One of the most respected members of our society, honorary Crewe PS member Ron Smith is to be made the subject of an article in the Royal Photographic Society magazine.

Newer members will not have had the inestimable pleasure of meeting Ron, or had their minds boggled and sides split by attending one of his truly remarkable lectures delivered to the society over the years. We are absolutely delighted to hear that the RPS is honouring him in this way.

Ron Smith in 2005 telling the great tale of the leaflet air-drop to find a home.

Ron Smith in 2005 telling the great tale of the leaflet air-drop to find a home.

Mind you, it is not the first time that the RPS have honoured him. In 1976 he was awarded their Hood Medal for services to photographic education. Now when I add that the recipient the year after that was Jacques Cousteau, maker of films of marine life which enthralled millions every week on the TV, and after that Lord Snowdon, revered Royal photographer, and the year before it had been Heather Angel, you can see the illustrious nature of the recipients.

Ron taught in London and had only just retired to sunny Crewe (that may seem incredible but it was, I think, to be nearer to a relative) and joined CPS just before I did in 1999. He soon discovered I was teaching and announced that he had taught for over 60 years! He took up responsibility for the U3A Photography in retirement and only recently gave that up, so his total service to education must have been well over 70 years!

To attend one of his CPS lectures was to experience for yourself what a captivating teacher he would have been for those London children. They would have been well-disciplined but Ron had such a sense of fun and adventure that they must have been really engaged in everything they did.
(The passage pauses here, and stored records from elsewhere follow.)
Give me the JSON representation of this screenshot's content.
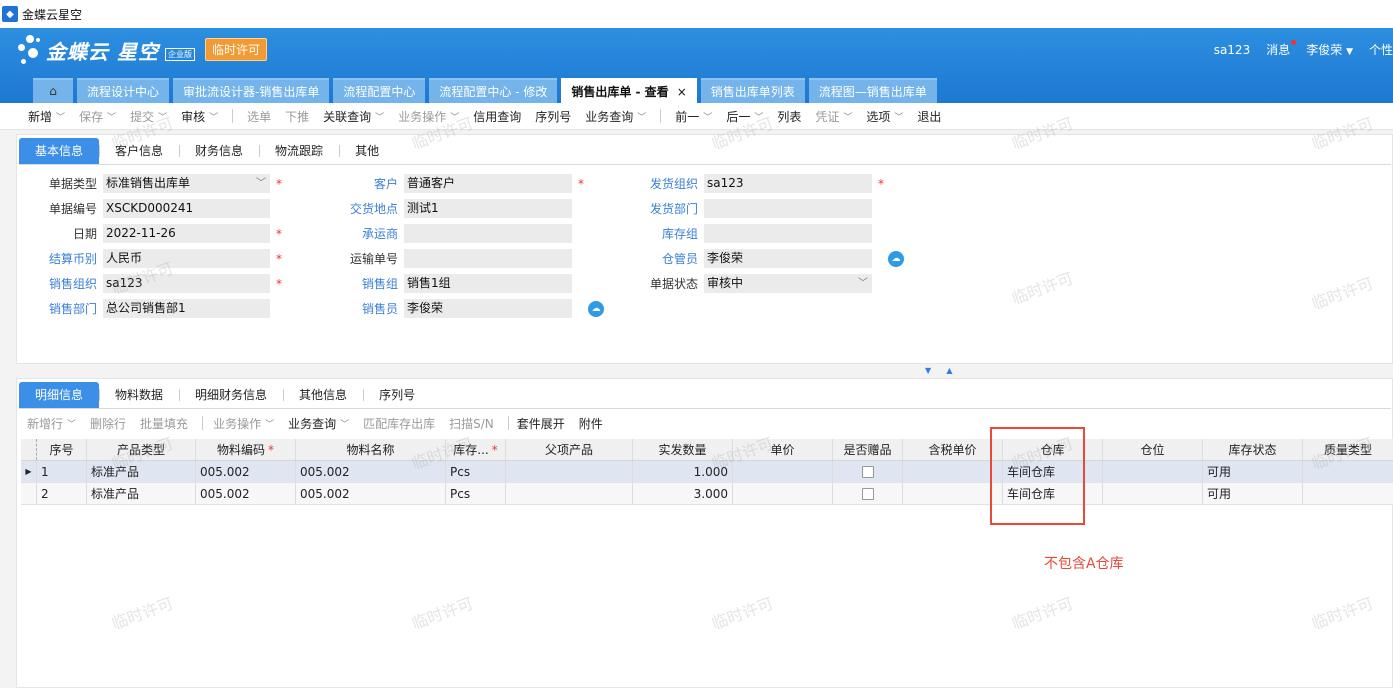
{
  "window": {
    "title": "金蝶云星空"
  },
  "header": {
    "brand": "金蝶云 星空",
    "edition": "企业版",
    "temp_license": "临时许可",
    "user_code": "sa123",
    "messages": "消息",
    "user_name": "李俊荣",
    "personal": "个性"
  },
  "tabs": [
    {
      "label": "流程设计中心"
    },
    {
      "label": "审批流设计器-销售出库单"
    },
    {
      "label": "流程配置中心"
    },
    {
      "label": "流程配置中心 - 修改"
    },
    {
      "label": "销售出库单 - 查看",
      "active": true,
      "close": "×"
    },
    {
      "label": "销售出库单列表"
    },
    {
      "label": "流程图—销售出库单"
    }
  ],
  "toolbar": [
    {
      "label": "新增",
      "caret": true
    },
    {
      "label": "保存",
      "caret": true,
      "disabled": true
    },
    {
      "label": "提交",
      "caret": true,
      "disabled": true
    },
    {
      "label": "审核",
      "caret": true
    },
    {
      "label": "选单",
      "disabled": true
    },
    {
      "label": "下推",
      "disabled": true
    },
    {
      "label": "关联查询",
      "caret": true
    },
    {
      "label": "业务操作",
      "caret": true,
      "disabled": true
    },
    {
      "label": "信用查询"
    },
    {
      "label": "序列号"
    },
    {
      "label": "业务查询",
      "caret": true
    },
    {
      "label": "前一",
      "caret": true
    },
    {
      "label": "后一",
      "caret": true
    },
    {
      "label": "列表"
    },
    {
      "label": "凭证",
      "caret": true,
      "disabled": true
    },
    {
      "label": "选项",
      "caret": true
    },
    {
      "label": "退出"
    }
  ],
  "header_tabs": [
    "基本信息",
    "客户信息",
    "财务信息",
    "物流跟踪",
    "其他"
  ],
  "fields": {
    "bill_type": {
      "label": "单据类型",
      "value": "标准销售出库单"
    },
    "bill_no": {
      "label": "单据编号",
      "value": "XSCKD000241"
    },
    "date": {
      "label": "日期",
      "value": "2022-11-26"
    },
    "currency": {
      "label": "结算币别",
      "value": "人民币"
    },
    "sale_org": {
      "label": "销售组织",
      "value": "sa123"
    },
    "sale_dept": {
      "label": "销售部门",
      "value": "总公司销售部1"
    },
    "customer": {
      "label": "客户",
      "value": "普通客户"
    },
    "delivery_place": {
      "label": "交货地点",
      "value": "测试1"
    },
    "carrier": {
      "label": "承运商",
      "value": ""
    },
    "ship_no": {
      "label": "运输单号",
      "value": ""
    },
    "sale_group": {
      "label": "销售组",
      "value": "销售1组"
    },
    "salesman": {
      "label": "销售员",
      "value": "李俊荣"
    },
    "ship_org": {
      "label": "发货组织",
      "value": "sa123"
    },
    "ship_dept": {
      "label": "发货部门",
      "value": ""
    },
    "stock_group": {
      "label": "库存组",
      "value": ""
    },
    "stock_keeper": {
      "label": "仓管员",
      "value": "李俊荣"
    },
    "bill_status": {
      "label": "单据状态",
      "value": "审核中"
    }
  },
  "detail_tabs": [
    "明细信息",
    "物料数据",
    "明细财务信息",
    "其他信息",
    "序列号"
  ],
  "detail_toolbar": [
    {
      "label": "新增行",
      "caret": true,
      "disabled": true
    },
    {
      "label": "删除行",
      "disabled": true
    },
    {
      "label": "批量填充",
      "disabled": true
    },
    {
      "label": "业务操作",
      "caret": true,
      "disabled": true
    },
    {
      "label": "业务查询",
      "caret": true
    },
    {
      "label": "匹配库存出库",
      "disabled": true
    },
    {
      "label": "扫描S/N",
      "disabled": true
    },
    {
      "label": "套件展开"
    },
    {
      "label": "附件"
    }
  ],
  "grid": {
    "columns": [
      "序号",
      "产品类型",
      "物料编码",
      "物料名称",
      "库存...",
      "父项产品",
      "实发数量",
      "单价",
      "是否赠品",
      "含税单价",
      "仓库",
      "仓位",
      "库存状态",
      "质量类型"
    ],
    "rows": [
      {
        "seq": "1",
        "ptype": "标准产品",
        "code": "005.002",
        "name": "005.002",
        "unit": "Pcs",
        "parent": "",
        "qty": "1.000",
        "price": "",
        "warehouse": "车间仓库",
        "loc": "",
        "status": "可用",
        "quality": ""
      },
      {
        "seq": "2",
        "ptype": "标准产品",
        "code": "005.002",
        "name": "005.002",
        "unit": "Pcs",
        "parent": "",
        "qty": "3.000",
        "price": "",
        "warehouse": "车间仓库",
        "loc": "",
        "status": "可用",
        "quality": ""
      }
    ]
  },
  "watermark": "临时许可",
  "annotation": {
    "text": "不包含A仓库"
  },
  "colors": {
    "header": "#1d78d2",
    "accent": "#3b8fe6",
    "annotation": "#e64a3b",
    "license": "#f29b35"
  }
}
He knew his pupils so well, his talks were peppered with anecdotes of this pupil or that and what they got up to. He knew the value of good preparation too, spending days on his once or twice a week U3A sessions.

Alas, in recent years we have not seen Ron very often at the club. His glaucoma has now progressed to practical blindness and he has suffered a gradual loss of mobility too. He is 94.

Apart from his memorable lectures which we all enjoyed immensely I had a fascinating day with Ron when I offered to take him to the Focus on Imaging a few years back. All the way there and all the way back in the car he regaled me with stories about his times in the army and so on;  it was priceless. When we got back he apologised for talking too much. I had had one of the most interesting days I remember, listening to those amazing stories.

Ron has a remarkable collection of photographic items – not particularly cameras but little practical things from the past, like extinction meters and contact frames. I hope that the RPS can arrange for these things to be preserved – perhaps at NMM in Bradford.

Thank you Ron for your great, colourful and memorable contribution to our society.